Data.
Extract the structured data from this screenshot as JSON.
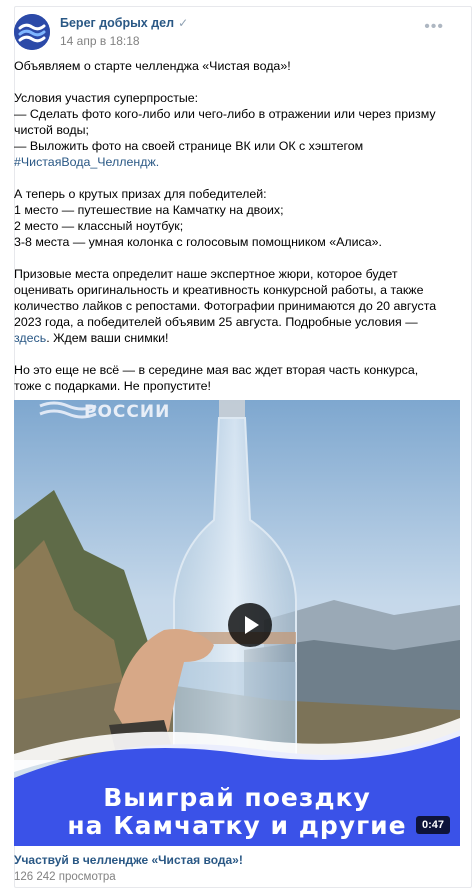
{
  "post": {
    "author": "Берег добрых дел",
    "date": "14 апр в 18:18",
    "more_icon": "more-horizontal-icon",
    "verified_icon": "checkmark-icon",
    "colors": {
      "link": "#2a5885",
      "muted": "#828282",
      "banner": "#3a52e8"
    },
    "text": {
      "intro": "Объявляем о старте челленджа «Чистая вода»!",
      "conditions_title": "Условия участия суперпростые:",
      "condition_1": "— Сделать фото кого-либо или чего-либо в отражении или через призму чистой воды;",
      "condition_2": "— Выложить фото на своей странице ВК или ОК с хэштегом",
      "hashtag": "#ЧистаяВода_Челлендж.",
      "prizes_title": "А теперь о крутых призах для победителей:",
      "prize_1": "1 место — путешествие на Камчатку на двоих;",
      "prize_2": "2 место — классный ноутбук;",
      "prize_3": "3-8 места — умная колонка с голосовым помощником «Алиса».",
      "jury_text": "Призовые места определит наше экспертное жюри, которое будет оценивать оригинальность и креативность конкурсной работы, а также количество лайков с репостами. Фотографии принимаются до 20 августа 2023 года, а победителей объявим 25 августа. Подробные условия — ",
      "here_link": "здесь",
      "jury_tail": ". Ждем ваши снимки!",
      "outro": "Но это еще не всё — в середине мая вас ждет вторая часть конкурса, тоже с подарками. Не пропустите!"
    },
    "video": {
      "logo_text": "РОССИИ",
      "banner_line_1": "Выиграй поездку",
      "banner_line_2": "на Камчатку и другие",
      "duration": "0:47",
      "play_icon": "play-icon",
      "title": "Участвуй в челлендже «Чистая вода»!",
      "views": "126 242 просмотра"
    }
  }
}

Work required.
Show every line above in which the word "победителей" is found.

Written response.
      "prizes_title": "А теперь о крутых призах для победителей:",
      "jury_text": "Призовые места определит наше экспертное жюри, которое будет оценивать оригинальность и креативность конкурсной работы, а также количество лайков с репостами. Фотографии принимаются до 20 августа 2023 года, а победителей объявим 25 августа. Подробные условия — ",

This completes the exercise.